Summary Offences (Drug Paraphernalia) Amendment Bill

14 Nov 2007 archivespeech

This speech is to indicate the Liberal Party's support for the Summary Offences (Drug Paraphernalia) Amendment Bill.

The Hon. J.M.A. LENSINK (17:38): I rise to indicate Liberal support for this bill, which should come as no surprise to anyone seeing as we supported what I understand to be a previous incarnation which lapsed on the previous Notice Paper, and again sponsored by the Hon. Ann Bressington: the Controlled Substances (Sale of Equipment) Amendment Bill 2006.

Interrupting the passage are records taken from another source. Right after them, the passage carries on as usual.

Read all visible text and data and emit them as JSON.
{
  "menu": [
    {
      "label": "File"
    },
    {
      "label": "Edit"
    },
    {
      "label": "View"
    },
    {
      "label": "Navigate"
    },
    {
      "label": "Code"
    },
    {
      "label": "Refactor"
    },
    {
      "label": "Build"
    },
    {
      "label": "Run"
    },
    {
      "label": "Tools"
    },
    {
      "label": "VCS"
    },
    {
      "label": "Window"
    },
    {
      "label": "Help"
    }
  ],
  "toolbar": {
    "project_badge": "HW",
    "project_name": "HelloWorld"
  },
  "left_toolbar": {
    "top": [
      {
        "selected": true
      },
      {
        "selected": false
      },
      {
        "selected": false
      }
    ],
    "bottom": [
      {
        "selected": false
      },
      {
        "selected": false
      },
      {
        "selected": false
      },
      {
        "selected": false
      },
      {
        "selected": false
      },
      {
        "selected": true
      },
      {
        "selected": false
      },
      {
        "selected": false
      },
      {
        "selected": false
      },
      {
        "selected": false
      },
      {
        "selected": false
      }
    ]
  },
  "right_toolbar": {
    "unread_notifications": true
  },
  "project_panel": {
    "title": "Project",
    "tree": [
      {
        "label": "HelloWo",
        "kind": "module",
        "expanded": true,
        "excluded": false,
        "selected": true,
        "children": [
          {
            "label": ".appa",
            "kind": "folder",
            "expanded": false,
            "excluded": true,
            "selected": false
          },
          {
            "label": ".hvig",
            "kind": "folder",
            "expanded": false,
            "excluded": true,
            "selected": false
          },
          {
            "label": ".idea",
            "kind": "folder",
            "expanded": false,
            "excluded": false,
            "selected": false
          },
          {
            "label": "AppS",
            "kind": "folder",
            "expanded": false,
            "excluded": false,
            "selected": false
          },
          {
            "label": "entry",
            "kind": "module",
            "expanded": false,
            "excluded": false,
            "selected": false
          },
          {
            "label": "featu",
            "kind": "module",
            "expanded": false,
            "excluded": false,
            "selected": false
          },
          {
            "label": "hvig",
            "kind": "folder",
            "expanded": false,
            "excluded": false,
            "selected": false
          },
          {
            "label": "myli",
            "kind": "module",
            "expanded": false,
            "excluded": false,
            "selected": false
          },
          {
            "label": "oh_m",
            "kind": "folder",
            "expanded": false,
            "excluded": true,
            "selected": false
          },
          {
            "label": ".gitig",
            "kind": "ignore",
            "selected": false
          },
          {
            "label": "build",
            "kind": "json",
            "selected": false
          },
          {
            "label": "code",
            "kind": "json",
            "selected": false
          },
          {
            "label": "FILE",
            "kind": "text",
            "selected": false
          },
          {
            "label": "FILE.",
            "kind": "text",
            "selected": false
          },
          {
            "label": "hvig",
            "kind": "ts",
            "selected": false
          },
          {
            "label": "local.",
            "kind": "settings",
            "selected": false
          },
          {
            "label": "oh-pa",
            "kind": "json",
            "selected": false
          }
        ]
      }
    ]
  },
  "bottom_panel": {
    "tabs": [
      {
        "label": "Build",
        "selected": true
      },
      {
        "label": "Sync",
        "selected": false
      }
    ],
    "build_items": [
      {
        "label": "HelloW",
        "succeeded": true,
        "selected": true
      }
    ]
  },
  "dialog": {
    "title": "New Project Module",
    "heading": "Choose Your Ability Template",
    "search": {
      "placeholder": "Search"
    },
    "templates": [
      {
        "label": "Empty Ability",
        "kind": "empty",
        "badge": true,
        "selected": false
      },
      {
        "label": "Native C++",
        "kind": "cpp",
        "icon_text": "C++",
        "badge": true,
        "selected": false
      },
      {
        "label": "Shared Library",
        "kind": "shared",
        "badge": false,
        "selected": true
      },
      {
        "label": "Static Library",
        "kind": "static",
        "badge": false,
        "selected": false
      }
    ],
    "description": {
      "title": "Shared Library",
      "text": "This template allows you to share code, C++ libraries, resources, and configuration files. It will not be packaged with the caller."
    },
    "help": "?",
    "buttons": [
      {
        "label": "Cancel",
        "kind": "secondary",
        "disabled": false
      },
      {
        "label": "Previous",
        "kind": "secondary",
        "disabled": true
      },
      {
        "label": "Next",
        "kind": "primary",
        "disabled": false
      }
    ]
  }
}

My understanding is that the issue of hydroponic equipment is not in this bill but another bill which is co-sponsored by the government, or something to that effect. In her second reading explanation, I note that the honourable member indicated that she now has government support for the bill and has an agreement with the government that the other issues will be dealt with in the Controlled Substances (Possession of Prescribed Equipment) Amendment Bill. In my second reading contribution to the Hon. Ann Bressington's former bill, I outlined that, in our own drug policy that we took to the last election, we supported the regulation of both purchasers and vendors of hydroponic equipment, and so forth, in relation to illicit drugs.

The bill before us makes the sale of pipes, bongs and cocaine kits (which come under the heading of drug paraphernalia) illegal. The effect of this is to define that certain specific utensils are assumed to be used for the consumption of illicit drugs and are therefore prohibited. So, the issue that we have had for police officers, who are unable to take any action in relation to equipment that is sold in places such as Off Ya Tree, which is mentioned quite regularly in this place, is that they will have to prove that it is being sold for that purpose, rather than the police having the onus of proving that that is the purpose for which the equipment is being sold. I do not think that I need to state more about this bill, which I think is fairly straightforward. I have actually gone to educate myself and looked at the items for sale in that shop.

I must admit that I was quite surprised at the obvious purpose for which the items are designed, and certainly agree with the fact that blatantly displaying these items on sale sends a very poor message to young people, who would have the conflict in their own understanding of whether illicit drugs are in fact illegal or softly tolerated by our society. I think that the important message that we send to the community is that these items should be prohibited. Debate adjourned on motion of the Hon. J. Gazzola.